What the task asks:
State how many lines in the following entries contain the word "Process". No other output.

........

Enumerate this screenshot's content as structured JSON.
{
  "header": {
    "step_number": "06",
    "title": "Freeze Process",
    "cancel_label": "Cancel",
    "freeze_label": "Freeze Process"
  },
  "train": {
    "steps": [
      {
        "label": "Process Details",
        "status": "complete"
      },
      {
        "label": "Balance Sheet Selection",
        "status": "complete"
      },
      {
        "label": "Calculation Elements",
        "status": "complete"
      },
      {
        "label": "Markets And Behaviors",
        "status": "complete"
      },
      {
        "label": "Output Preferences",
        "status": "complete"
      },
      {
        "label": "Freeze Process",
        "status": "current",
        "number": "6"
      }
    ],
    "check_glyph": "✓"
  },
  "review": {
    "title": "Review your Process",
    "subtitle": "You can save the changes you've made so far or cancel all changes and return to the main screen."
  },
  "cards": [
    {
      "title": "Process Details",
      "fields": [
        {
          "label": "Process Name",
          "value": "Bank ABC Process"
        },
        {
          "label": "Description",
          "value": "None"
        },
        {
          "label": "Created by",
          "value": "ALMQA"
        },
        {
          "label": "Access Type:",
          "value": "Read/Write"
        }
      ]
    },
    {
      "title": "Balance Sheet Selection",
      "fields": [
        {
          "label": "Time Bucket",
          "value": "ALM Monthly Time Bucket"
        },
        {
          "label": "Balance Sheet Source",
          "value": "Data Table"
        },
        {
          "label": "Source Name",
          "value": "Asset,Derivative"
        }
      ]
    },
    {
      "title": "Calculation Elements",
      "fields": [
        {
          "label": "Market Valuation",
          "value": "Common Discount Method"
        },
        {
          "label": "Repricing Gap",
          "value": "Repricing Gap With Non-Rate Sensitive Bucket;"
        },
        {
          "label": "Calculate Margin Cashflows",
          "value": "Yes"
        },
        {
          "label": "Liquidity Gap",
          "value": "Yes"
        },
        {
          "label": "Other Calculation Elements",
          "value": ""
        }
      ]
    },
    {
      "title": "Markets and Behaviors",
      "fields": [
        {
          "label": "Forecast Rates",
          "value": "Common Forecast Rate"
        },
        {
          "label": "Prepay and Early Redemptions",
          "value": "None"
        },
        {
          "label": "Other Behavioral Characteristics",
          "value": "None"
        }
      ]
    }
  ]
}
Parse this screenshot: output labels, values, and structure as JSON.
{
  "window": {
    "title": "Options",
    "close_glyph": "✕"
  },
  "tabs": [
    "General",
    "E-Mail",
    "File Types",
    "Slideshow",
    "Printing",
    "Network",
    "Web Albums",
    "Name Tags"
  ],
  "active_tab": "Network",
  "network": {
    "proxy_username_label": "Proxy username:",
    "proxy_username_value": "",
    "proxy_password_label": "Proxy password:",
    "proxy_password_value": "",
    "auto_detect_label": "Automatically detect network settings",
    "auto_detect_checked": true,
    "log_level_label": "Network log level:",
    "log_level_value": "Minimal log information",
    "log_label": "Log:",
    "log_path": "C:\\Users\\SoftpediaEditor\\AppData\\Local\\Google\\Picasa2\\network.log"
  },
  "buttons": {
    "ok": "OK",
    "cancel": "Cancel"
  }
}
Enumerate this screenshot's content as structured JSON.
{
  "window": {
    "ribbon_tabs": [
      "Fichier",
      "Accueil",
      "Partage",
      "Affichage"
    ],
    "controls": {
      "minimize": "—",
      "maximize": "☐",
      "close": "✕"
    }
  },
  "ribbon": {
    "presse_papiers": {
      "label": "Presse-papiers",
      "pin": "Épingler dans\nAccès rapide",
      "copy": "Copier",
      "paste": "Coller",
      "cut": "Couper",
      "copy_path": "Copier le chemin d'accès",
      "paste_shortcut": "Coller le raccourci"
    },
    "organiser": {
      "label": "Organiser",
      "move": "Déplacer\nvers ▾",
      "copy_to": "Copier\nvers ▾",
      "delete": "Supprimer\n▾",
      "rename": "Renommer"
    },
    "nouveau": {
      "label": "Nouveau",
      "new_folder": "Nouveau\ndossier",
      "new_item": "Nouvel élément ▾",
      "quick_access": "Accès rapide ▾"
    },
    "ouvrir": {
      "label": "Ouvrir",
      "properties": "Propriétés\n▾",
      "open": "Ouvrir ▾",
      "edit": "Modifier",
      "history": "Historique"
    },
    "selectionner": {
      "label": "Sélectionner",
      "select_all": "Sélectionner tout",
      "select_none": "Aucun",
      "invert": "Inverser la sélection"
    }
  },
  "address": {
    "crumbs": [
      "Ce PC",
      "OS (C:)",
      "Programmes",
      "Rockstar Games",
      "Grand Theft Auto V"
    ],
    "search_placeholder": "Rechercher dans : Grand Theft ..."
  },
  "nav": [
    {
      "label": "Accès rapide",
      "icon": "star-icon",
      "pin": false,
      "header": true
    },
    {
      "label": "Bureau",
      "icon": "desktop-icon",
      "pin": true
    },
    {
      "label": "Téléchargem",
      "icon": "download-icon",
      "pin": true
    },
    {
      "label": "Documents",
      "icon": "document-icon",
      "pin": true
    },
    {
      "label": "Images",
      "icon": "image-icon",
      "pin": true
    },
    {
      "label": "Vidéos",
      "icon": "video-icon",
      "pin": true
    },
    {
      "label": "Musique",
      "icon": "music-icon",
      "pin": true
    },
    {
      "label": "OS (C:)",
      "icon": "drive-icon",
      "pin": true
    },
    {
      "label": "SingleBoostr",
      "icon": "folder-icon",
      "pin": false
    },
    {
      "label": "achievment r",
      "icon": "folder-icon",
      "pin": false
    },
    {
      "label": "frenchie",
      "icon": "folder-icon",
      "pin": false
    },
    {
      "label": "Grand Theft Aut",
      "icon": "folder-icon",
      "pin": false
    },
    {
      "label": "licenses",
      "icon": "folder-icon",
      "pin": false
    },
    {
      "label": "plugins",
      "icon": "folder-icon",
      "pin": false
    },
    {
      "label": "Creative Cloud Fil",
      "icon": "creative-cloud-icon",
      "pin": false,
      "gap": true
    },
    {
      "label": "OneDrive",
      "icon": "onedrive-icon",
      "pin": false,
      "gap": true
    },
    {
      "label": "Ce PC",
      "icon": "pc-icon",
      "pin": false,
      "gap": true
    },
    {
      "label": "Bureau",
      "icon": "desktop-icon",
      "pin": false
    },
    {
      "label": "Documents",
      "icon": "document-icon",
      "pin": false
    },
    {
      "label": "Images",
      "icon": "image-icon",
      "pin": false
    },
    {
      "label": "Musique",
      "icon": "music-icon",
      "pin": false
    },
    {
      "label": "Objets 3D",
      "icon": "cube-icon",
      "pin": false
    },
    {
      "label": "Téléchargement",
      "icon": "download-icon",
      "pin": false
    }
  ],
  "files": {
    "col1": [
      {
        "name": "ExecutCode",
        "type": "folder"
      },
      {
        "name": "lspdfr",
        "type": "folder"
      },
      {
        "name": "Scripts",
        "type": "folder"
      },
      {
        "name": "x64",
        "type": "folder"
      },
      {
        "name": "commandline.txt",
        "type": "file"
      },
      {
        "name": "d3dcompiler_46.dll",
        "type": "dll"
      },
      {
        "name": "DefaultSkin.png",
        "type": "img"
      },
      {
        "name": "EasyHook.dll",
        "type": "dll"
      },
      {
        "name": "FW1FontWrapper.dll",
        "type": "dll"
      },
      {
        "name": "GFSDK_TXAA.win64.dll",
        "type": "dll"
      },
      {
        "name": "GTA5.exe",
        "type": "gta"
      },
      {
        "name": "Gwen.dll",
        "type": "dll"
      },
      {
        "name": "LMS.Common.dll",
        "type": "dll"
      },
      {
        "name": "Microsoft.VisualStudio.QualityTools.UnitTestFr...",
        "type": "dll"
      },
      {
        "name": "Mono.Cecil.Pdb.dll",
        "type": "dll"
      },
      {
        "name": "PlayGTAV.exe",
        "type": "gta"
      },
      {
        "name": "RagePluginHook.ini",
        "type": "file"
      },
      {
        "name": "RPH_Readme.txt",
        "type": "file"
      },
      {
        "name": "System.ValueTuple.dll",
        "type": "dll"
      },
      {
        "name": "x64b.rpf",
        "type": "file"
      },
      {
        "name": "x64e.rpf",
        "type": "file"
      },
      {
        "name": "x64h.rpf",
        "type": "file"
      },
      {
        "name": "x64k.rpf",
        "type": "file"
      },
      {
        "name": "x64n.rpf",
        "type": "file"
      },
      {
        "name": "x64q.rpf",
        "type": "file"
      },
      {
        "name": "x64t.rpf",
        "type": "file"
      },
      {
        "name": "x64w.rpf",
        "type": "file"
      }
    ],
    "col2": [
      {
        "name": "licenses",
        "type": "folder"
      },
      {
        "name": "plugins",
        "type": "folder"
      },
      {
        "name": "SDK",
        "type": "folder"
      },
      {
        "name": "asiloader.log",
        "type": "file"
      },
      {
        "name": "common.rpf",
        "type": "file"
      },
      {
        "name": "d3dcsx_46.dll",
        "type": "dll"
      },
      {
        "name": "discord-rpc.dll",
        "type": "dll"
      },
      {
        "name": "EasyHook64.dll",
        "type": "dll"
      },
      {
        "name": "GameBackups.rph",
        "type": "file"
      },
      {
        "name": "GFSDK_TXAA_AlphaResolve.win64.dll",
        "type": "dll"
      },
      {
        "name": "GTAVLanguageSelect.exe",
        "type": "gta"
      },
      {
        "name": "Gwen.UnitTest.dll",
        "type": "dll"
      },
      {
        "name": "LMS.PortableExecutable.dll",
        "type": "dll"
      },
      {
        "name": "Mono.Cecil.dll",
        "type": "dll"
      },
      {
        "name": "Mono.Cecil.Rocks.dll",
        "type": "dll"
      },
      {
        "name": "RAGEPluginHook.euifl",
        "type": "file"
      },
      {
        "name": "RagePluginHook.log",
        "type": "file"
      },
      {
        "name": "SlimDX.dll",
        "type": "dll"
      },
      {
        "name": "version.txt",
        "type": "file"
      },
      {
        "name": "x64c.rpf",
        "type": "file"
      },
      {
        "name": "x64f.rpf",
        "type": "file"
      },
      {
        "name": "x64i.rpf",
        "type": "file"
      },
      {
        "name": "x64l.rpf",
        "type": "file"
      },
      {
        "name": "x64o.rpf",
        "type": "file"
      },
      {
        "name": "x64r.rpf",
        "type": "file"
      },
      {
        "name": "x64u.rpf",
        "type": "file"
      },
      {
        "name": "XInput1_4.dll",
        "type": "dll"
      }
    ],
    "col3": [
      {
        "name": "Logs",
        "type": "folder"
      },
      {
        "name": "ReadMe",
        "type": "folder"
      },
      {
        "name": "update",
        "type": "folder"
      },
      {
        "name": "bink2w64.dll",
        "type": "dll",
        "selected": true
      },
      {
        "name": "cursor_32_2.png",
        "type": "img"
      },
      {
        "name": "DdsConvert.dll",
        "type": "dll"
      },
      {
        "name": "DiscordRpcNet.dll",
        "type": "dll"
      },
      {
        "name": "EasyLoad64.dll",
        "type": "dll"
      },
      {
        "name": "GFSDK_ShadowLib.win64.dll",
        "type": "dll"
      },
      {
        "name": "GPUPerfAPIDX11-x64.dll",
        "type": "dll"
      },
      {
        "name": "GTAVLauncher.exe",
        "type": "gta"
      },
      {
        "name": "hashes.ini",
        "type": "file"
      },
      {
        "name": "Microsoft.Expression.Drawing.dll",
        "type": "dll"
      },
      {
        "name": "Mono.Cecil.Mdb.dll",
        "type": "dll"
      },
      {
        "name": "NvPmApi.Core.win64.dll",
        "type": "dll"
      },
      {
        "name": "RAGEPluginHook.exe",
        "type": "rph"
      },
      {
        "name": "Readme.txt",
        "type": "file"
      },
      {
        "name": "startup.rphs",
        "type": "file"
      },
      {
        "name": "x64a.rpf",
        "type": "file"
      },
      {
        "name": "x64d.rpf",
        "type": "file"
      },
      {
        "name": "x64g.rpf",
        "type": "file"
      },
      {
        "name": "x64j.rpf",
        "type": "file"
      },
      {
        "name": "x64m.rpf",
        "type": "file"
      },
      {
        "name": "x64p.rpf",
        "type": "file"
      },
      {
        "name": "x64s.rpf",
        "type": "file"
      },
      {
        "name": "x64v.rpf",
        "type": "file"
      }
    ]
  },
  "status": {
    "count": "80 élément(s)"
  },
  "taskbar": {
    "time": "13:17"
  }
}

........

Response area:
8